» Task to carry out
No pictures, nothing altered: return the data below.

» Records shown
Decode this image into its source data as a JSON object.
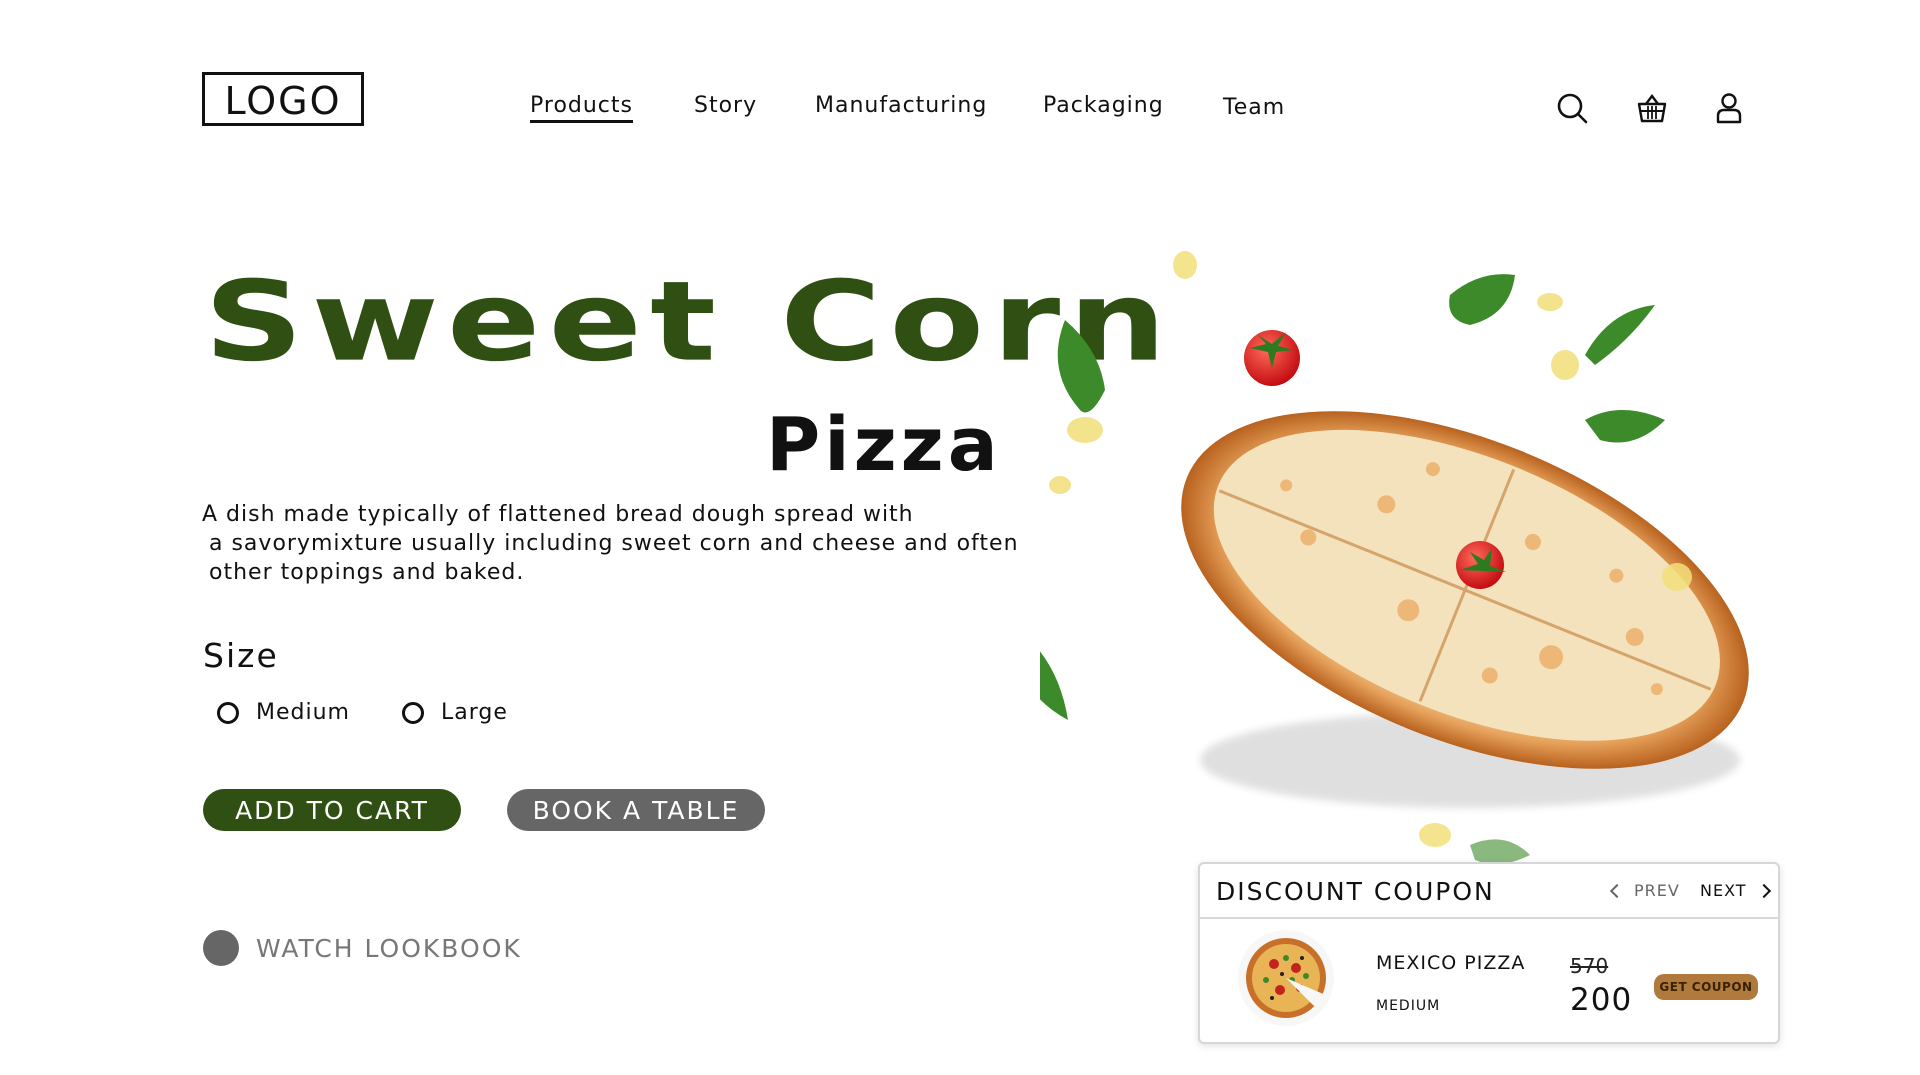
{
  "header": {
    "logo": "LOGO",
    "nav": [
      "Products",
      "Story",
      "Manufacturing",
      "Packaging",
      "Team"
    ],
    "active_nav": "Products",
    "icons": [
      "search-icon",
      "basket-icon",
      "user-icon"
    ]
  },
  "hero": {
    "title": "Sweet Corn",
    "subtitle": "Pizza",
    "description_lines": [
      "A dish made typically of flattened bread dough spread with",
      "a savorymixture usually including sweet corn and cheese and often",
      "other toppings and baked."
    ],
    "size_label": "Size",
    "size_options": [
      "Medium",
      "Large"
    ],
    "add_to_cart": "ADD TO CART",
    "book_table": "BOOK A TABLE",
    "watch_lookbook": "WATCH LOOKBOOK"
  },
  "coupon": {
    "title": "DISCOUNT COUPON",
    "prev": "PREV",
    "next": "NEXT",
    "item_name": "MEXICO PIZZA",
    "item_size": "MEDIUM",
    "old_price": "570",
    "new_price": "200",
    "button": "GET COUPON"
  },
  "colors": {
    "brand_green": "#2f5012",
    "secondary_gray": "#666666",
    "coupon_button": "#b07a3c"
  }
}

» Output of the exercise
Decode this image into its source data as a JSON object.
{
  "header": {
    "logo": "LOGO",
    "nav": [
      "Products",
      "Story",
      "Manufacturing",
      "Packaging",
      "Team"
    ],
    "active_nav": "Products",
    "icons": [
      "search-icon",
      "basket-icon",
      "user-icon"
    ]
  },
  "hero": {
    "title": "Sweet Corn",
    "subtitle": "Pizza",
    "description_lines": [
      "A dish made typically of flattened bread dough spread with",
      "a savorymixture usually including sweet corn and cheese and often",
      "other toppings and baked."
    ],
    "size_label": "Size",
    "size_options": [
      "Medium",
      "Large"
    ],
    "add_to_cart": "ADD TO CART",
    "book_table": "BOOK A TABLE",
    "watch_lookbook": "WATCH LOOKBOOK"
  },
  "coupon": {
    "title": "DISCOUNT COUPON",
    "prev": "PREV",
    "next": "NEXT",
    "item_name": "MEXICO PIZZA",
    "item_size": "MEDIUM",
    "old_price": "570",
    "new_price": "200",
    "button": "GET COUPON"
  },
  "colors": {
    "brand_green": "#2f5012",
    "secondary_gray": "#666666",
    "coupon_button": "#b07a3c"
  }
}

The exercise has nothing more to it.